■ **Records to use**:
::::::::
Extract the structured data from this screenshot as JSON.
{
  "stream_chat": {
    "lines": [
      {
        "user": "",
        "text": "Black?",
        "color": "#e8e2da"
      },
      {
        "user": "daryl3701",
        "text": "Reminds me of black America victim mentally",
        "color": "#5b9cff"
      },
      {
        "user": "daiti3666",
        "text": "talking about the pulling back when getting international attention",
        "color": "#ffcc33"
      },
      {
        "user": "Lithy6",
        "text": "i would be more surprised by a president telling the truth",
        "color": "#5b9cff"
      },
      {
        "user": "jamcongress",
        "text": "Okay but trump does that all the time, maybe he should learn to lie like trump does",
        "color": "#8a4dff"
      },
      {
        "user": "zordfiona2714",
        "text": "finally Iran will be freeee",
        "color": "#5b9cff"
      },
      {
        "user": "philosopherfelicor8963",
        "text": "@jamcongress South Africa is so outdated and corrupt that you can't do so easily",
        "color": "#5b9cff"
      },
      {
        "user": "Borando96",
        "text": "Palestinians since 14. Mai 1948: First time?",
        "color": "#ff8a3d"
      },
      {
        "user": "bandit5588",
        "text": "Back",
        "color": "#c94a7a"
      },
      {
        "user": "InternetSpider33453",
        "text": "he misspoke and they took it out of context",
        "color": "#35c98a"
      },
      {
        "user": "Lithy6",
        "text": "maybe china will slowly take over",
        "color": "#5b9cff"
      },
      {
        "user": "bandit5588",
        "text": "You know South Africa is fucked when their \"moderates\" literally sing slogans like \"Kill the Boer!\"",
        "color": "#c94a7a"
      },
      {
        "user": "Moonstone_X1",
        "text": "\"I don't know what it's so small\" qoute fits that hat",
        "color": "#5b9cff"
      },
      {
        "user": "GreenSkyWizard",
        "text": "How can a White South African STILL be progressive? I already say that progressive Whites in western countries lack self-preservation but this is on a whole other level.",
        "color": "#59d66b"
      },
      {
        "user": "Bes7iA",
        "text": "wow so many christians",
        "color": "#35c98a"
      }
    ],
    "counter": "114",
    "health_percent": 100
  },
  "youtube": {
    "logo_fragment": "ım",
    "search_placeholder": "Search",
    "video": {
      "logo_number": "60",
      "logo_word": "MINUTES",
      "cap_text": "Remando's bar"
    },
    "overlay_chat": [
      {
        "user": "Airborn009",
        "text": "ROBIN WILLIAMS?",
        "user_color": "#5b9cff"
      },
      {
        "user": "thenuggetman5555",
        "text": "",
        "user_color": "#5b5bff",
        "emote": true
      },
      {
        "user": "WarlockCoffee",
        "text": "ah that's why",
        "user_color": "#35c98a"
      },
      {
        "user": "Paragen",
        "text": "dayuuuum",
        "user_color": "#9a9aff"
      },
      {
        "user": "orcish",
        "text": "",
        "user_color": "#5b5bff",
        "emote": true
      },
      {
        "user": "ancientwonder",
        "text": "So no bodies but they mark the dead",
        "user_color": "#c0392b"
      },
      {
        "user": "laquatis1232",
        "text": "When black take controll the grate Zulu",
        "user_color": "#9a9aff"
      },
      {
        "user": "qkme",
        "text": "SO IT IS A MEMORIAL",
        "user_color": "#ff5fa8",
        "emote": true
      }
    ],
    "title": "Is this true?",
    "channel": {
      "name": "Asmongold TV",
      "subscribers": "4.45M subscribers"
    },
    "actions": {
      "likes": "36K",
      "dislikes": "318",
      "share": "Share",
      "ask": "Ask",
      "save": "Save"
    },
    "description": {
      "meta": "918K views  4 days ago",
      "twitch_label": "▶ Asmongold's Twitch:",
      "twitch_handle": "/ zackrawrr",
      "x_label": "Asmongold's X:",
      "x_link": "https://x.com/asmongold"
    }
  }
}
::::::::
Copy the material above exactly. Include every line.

■ **Answer box**:
Extract the structured data from this screenshot as JSON.
{
  "stream_chat": {
    "lines": [
      {
        "user": "",
        "text": "Black?",
        "color": "#e8e2da"
      },
      {
        "user": "daryl3701",
        "text": "Reminds me of black America victim mentally",
        "color": "#5b9cff"
      },
      {
        "user": "daiti3666",
        "text": "talking about the pulling back when getting international attention",
        "color": "#ffcc33"
      },
      {
        "user": "Lithy6",
        "text": "i would be more surprised by a president telling the truth",
        "color": "#5b9cff"
      },
      {
        "user": "jamcongress",
        "text": "Okay but trump does that all the time, maybe he should learn to lie like trump does",
        "color": "#8a4dff"
      },
      {
        "user": "zordfiona2714",
        "text": "finally Iran will be freeee",
        "color": "#5b9cff"
      },
      {
        "user": "philosopherfelicor8963",
        "text": "@jamcongress South Africa is so outdated and corrupt that you can't do so easily",
        "color": "#5b9cff"
      },
      {
        "user": "Borando96",
        "text": "Palestinians since 14. Mai 1948: First time?",
        "color": "#ff8a3d"
      },
      {
        "user": "bandit5588",
        "text": "Back",
        "color": "#c94a7a"
      },
      {
        "user": "InternetSpider33453",
        "text": "he misspoke and they took it out of context",
        "color": "#35c98a"
      },
      {
        "user": "Lithy6",
        "text": "maybe china will slowly take over",
        "color": "#5b9cff"
      },
      {
        "user": "bandit5588",
        "text": "You know South Africa is fucked when their \"moderates\" literally sing slogans like \"Kill the Boer!\"",
        "color": "#c94a7a"
      },
      {
        "user": "Moonstone_X1",
        "text": "\"I don't know what it's so small\" qoute fits that hat",
        "color": "#5b9cff"
      },
      {
        "user": "GreenSkyWizard",
        "text": "How can a White South African STILL be progressive? I already say that progressive Whites in western countries lack self-preservation but this is on a whole other level.",
        "color": "#59d66b"
      },
      {
        "user": "Bes7iA",
        "text": "wow so many christians",
        "color": "#35c98a"
      }
    ],
    "counter": "114",
    "health_percent": 100
  },
  "youtube": {
    "logo_fragment": "ım",
    "search_placeholder": "Search",
    "video": {
      "logo_number": "60",
      "logo_word": "MINUTES",
      "cap_text": "Remando's bar"
    },
    "overlay_chat": [
      {
        "user": "Airborn009",
        "text": "ROBIN WILLIAMS?",
        "user_color": "#5b9cff"
      },
      {
        "user": "thenuggetman5555",
        "text": "",
        "user_color": "#5b5bff",
        "emote": true
      },
      {
        "user": "WarlockCoffee",
        "text": "ah that's why",
        "user_color": "#35c98a"
      },
      {
        "user": "Paragen",
        "text": "dayuuuum",
        "user_color": "#9a9aff"
      },
      {
        "user": "orcish",
        "text": "",
        "user_color": "#5b5bff",
        "emote": true
      },
      {
        "user": "ancientwonder",
        "text": "So no bodies but they mark the dead",
        "user_color": "#c0392b"
      },
      {
        "user": "laquatis1232",
        "text": "When black take controll the grate Zulu",
        "user_color": "#9a9aff"
      },
      {
        "user": "qkme",
        "text": "SO IT IS A MEMORIAL",
        "user_color": "#ff5fa8",
        "emote": true
      }
    ],
    "title": "Is this true?",
    "channel": {
      "name": "Asmongold TV",
      "subscribers": "4.45M subscribers"
    },
    "actions": {
      "likes": "36K",
      "dislikes": "318",
      "share": "Share",
      "ask": "Ask",
      "save": "Save"
    },
    "description": {
      "meta": "918K views  4 days ago",
      "twitch_label": "▶ Asmongold's Twitch:",
      "twitch_handle": "/ zackrawrr",
      "x_label": "Asmongold's X:",
      "x_link": "https://x.com/asmongold"
    }
  }
}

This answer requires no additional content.